But there was another part of Fulbright's legacy that Kerry and other congressional Democrats should also remember, one that Kerry should avoid and a role that will be tempting as the president's opponents intensify their attacks.
This was Fulbright in 1964, the loyal partisan who put aside his deep reservations about American involvement in Vietnam to help Johnson push the Gulf of Tonkin Resolution through the Senate in August.
The Gulf of Tonkin Resolution was a critical step in the escalation of the Vietnam conflict. The resolution granted Johnson broad authority to take military action if necessary; Johnson compared it to "grandma's nightshirt" because it covered everything.
Fulbright had been extremely critical in 1964 about American foreign policy. In a famous speech on March 25, he called on Americans to consider "unthinkable things" and rethink what were seen as "self-evident truths" about the Soviet Union, China and other parts of the country. "We are clinging to old myths in the face of new realities," he said.
During these months, there were many Democrats such as Sen. Frank Church of Idaho on the left and Sen. Richard Russell of Georgia on the right who were telling the president in private that war in Vietnam would be a huge mistake: a military operation that could bog down American troops for years and a war that was not essential to containing the Soviet Union and China.

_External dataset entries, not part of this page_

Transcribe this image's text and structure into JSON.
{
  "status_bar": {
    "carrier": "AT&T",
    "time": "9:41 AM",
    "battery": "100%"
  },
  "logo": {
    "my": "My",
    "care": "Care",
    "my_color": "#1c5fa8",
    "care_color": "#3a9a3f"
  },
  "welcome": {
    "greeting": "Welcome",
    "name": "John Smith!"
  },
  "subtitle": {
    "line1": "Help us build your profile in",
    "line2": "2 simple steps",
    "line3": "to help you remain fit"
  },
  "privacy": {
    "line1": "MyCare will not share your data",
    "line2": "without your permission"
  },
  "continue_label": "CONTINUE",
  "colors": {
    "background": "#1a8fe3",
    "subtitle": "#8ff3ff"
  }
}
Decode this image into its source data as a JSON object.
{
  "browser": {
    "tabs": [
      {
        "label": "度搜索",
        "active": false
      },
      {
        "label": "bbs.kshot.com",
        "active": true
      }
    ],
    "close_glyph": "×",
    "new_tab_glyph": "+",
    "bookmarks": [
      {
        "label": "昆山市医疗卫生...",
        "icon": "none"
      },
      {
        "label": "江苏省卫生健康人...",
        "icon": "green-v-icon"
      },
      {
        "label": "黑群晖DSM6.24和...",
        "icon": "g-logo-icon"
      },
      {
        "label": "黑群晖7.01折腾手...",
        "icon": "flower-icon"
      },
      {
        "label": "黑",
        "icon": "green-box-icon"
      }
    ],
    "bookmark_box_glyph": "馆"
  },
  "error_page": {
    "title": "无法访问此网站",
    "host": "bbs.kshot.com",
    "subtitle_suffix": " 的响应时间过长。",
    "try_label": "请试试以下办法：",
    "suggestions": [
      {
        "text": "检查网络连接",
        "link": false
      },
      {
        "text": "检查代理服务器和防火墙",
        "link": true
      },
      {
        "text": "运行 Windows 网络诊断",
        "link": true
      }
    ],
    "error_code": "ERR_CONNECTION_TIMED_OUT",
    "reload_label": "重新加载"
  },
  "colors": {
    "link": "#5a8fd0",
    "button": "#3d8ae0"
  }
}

The conservative Southern Democrat Sen. George Smathers of Florida told Johnson that he could not find almost any colleague in Congress who thought "we ought to fight a war in that area of the world."
Johnson met with Fulbright and asked him to support the resolution regardless of his concerns. He assured Fulbright that he would not misuse the authority and argued that responding to the alleged attacks on U.S. ships was essential for the upcoming election. Republican Barry Goldwater was attacking the administration, saying it was lying to the public about its intentions to increase the American role in Vietnam and also being too timid to use the force that was necessary to win.
Fulbright agreed to support Johnson. On the floor, many senators were very dubious about granting this extension of power. They worried that it would be misused and feared the possibility of war.
Fulbright assured them that the president would approach Congress if he wanted to increase U.S. involvement in Vietnam and that, most importantly, this was needed to give Democrats cover from Republican attacks that Johnson and the party were weak on defense. Goldwater, he said, would undoubtedly bring the nation into war, so everything possible had to be done to stop him.
The arguments were convincing. The Gulf of Tonkin resolution passed with only two dissenters.
Fulbright would forever regret his decision, later admitting that political considerations led him to the wrong path. In a best-selling book published in 1966, Fulbright would explain the "mistake" that he and his colleagues in Congress made.
In dealing with Afghanistan, Kerry and his fellow congressional Democrats must act more like the Fulbright of 1966 than of 1964. This does not mean they should oppose or support military force, but they must not refrain from asking hard-hitting questions.
As Democrats start to think more about 2010 and 2012, and the political pressures intensify to prove that they are tough on defense, congressional Democrats must maintain the role of the watchdog, questioning and interrogating a White House that is under the control of their own party.
Kerry has often shown a proclivity toward making decisions based on political calculations, and he has been extremely loyal to Obama throughout the 2008 campaign. Now his role has changed and the costs of blind loyalty are rising. Democrats must keep Obama's feet to the fire and do everything possible to make certain that Congress does not give a blank check to the White House to wage a bigger war.
The opinions expressed in this commentary are solely those of Julian Zelizer.